The answer to this question depends on which adjuster calls you and the purpose of the call.
If the other drivers insurance company calls you, you have no duty to speak with him regarding your claim. However, with that being said, there are two types of claims in a routine car accident. The first claim relates to your property damage, which pertains to getting your car fixed or totaled. Many personal injury lawyers do not handle property damage claims. When it comes to property damage, some attorneys allow the insurance adjuster to speak with the client about the vehicle only. In these situations, the adjuster may ask you about the facts of the accident generally, but there is no reason for a recorded statement.
Regarding an injury claim, it is not advisable to give a recorded statement to the adverse drivers insurance company. You may want to talk to the adjuster informally about the facts of the accident, but a recorded statement is out of the question for my clients.
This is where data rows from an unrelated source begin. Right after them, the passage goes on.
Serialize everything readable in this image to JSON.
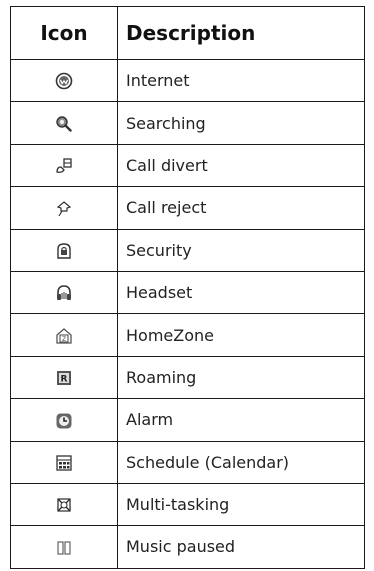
{
  "header": {
    "icon_label": "Icon",
    "description_label": "Description"
  },
  "rows": [
    {
      "icon": "internet-icon",
      "description": "Internet"
    },
    {
      "icon": "searching-icon",
      "description": "Searching"
    },
    {
      "icon": "call-divert-icon",
      "description": "Call divert"
    },
    {
      "icon": "call-reject-icon",
      "description": "Call reject"
    },
    {
      "icon": "security-icon",
      "description": "Security"
    },
    {
      "icon": "headset-icon",
      "description": "Headset"
    },
    {
      "icon": "homezone-icon",
      "description": "HomeZone"
    },
    {
      "icon": "roaming-icon",
      "description": "Roaming"
    },
    {
      "icon": "alarm-icon",
      "description": "Alarm"
    },
    {
      "icon": "schedule-icon",
      "description": "Schedule (Calendar)"
    },
    {
      "icon": "multi-tasking-icon",
      "description": "Multi-tasking"
    },
    {
      "icon": "music-paused-icon",
      "description": "Music paused"
    }
  ]
}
If youve been injured in the accident, you will need to open a PIP (personal injury protection) claim, which will pay for your initial medical expenses. Your insurance adjuster has an absolute right to take a record statement under the terms of your insurance policy. Insurance policies have two clauses that apply in this situation: (1) the duty to cooperate; and (2) a specific clause that requires an insured who is making a claim under the policy to give a statement, if requested.
Sometimes folks get confused when multiple parties in an accident have the same insurance company. When this situation arises, it is important to ask who the adjuster represents when they call. If they represent the other driver, then the rules that pertain to “adverse drivers” apply. If the adjuster is the adjuster signed to “your claim”, you are required to speak to her.